→ Entries shown:
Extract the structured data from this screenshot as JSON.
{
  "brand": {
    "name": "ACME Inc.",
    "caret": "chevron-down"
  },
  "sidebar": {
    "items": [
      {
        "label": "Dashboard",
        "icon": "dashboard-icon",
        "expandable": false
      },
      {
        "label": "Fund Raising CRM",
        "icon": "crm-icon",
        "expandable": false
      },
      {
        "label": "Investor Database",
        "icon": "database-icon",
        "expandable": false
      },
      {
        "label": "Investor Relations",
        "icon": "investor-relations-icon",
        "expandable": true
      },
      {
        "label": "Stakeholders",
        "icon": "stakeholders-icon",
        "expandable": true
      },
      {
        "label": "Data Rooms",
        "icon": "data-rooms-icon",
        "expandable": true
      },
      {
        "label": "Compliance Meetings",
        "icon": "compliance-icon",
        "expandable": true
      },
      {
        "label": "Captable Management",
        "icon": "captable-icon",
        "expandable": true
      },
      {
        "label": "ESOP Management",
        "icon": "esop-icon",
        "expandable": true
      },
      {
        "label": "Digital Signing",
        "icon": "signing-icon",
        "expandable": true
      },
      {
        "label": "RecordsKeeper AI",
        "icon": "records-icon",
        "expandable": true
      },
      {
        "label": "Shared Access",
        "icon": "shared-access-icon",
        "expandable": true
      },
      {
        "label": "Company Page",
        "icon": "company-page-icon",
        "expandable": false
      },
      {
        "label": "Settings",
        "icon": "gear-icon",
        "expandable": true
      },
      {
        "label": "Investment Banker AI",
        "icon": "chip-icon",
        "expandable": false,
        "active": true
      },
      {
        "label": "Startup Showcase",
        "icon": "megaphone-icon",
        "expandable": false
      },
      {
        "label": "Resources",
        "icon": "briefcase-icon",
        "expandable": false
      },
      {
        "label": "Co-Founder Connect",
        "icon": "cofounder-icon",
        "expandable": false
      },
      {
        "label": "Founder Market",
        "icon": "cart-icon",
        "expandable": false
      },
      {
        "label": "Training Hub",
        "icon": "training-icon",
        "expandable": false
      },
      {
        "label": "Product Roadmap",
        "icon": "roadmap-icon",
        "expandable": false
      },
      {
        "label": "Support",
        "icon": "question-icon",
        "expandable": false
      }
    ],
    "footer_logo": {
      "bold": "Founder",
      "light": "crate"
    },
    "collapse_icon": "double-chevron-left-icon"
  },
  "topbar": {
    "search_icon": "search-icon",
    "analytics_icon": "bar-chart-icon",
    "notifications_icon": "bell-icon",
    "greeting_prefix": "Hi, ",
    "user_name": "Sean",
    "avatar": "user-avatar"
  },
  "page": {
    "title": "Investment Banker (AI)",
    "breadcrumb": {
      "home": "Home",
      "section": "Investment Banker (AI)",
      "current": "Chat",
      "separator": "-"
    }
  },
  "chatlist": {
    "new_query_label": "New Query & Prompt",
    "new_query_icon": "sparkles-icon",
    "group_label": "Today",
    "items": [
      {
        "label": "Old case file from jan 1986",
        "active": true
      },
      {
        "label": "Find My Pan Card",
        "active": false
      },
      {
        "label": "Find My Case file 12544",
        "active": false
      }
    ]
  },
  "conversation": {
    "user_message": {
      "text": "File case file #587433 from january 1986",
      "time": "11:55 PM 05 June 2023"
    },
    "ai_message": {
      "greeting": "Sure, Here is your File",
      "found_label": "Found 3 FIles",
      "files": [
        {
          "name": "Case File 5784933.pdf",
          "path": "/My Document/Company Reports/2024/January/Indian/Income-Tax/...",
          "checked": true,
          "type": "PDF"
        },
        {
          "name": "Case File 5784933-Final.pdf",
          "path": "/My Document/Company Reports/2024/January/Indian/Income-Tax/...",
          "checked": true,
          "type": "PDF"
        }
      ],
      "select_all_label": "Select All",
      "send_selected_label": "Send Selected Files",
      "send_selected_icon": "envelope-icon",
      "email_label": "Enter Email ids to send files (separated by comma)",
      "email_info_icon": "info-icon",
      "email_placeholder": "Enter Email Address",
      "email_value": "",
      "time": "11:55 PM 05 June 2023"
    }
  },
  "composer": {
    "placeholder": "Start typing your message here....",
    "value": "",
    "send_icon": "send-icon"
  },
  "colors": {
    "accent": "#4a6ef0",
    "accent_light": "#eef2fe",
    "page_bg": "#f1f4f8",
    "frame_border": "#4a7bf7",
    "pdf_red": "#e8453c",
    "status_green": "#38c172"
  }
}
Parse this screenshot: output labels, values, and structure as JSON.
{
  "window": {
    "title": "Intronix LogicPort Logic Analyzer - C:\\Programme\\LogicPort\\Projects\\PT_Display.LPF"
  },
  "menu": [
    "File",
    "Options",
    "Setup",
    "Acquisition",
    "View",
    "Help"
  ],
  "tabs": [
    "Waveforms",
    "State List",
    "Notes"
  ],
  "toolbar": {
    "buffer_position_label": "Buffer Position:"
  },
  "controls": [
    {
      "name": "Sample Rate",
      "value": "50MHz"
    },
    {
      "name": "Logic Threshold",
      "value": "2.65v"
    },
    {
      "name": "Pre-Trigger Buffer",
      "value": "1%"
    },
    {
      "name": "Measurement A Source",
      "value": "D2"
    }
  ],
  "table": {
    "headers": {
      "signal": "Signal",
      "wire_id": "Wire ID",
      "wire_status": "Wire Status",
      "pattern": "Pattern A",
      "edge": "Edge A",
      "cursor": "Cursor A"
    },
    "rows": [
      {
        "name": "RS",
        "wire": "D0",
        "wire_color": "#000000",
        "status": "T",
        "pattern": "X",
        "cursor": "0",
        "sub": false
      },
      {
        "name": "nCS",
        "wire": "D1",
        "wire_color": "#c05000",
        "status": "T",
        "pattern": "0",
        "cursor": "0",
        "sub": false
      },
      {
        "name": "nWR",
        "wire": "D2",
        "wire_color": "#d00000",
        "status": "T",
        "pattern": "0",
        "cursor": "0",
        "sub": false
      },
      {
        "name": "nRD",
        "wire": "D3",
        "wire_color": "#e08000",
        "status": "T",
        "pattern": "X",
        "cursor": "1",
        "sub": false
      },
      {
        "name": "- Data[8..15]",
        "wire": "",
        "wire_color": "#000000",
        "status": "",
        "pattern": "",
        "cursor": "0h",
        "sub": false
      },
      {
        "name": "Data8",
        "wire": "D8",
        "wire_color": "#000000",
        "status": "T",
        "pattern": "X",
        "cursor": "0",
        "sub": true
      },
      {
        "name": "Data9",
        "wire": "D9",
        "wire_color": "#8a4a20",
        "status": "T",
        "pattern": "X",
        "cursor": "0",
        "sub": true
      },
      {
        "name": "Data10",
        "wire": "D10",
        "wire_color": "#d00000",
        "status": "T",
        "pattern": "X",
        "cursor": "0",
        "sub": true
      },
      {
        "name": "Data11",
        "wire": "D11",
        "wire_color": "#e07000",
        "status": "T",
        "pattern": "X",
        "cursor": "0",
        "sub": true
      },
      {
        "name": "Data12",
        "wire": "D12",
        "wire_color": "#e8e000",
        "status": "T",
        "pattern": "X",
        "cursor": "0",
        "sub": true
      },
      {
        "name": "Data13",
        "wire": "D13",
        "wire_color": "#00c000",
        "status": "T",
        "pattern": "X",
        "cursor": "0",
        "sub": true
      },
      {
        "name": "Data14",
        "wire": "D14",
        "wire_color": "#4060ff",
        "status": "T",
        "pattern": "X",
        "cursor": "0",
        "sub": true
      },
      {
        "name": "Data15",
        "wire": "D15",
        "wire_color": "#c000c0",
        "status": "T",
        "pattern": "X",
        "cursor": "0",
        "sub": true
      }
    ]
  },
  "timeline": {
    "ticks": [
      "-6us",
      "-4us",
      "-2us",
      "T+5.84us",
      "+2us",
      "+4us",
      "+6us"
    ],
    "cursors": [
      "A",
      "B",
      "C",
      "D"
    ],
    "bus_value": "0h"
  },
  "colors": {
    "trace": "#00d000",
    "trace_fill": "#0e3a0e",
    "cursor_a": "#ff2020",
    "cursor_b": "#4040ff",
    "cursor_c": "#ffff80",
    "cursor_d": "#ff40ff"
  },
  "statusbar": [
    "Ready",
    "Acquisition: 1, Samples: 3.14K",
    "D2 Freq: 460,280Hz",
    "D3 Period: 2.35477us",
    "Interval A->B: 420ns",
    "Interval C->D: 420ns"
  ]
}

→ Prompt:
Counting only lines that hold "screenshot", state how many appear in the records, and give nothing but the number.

→ Reply:
2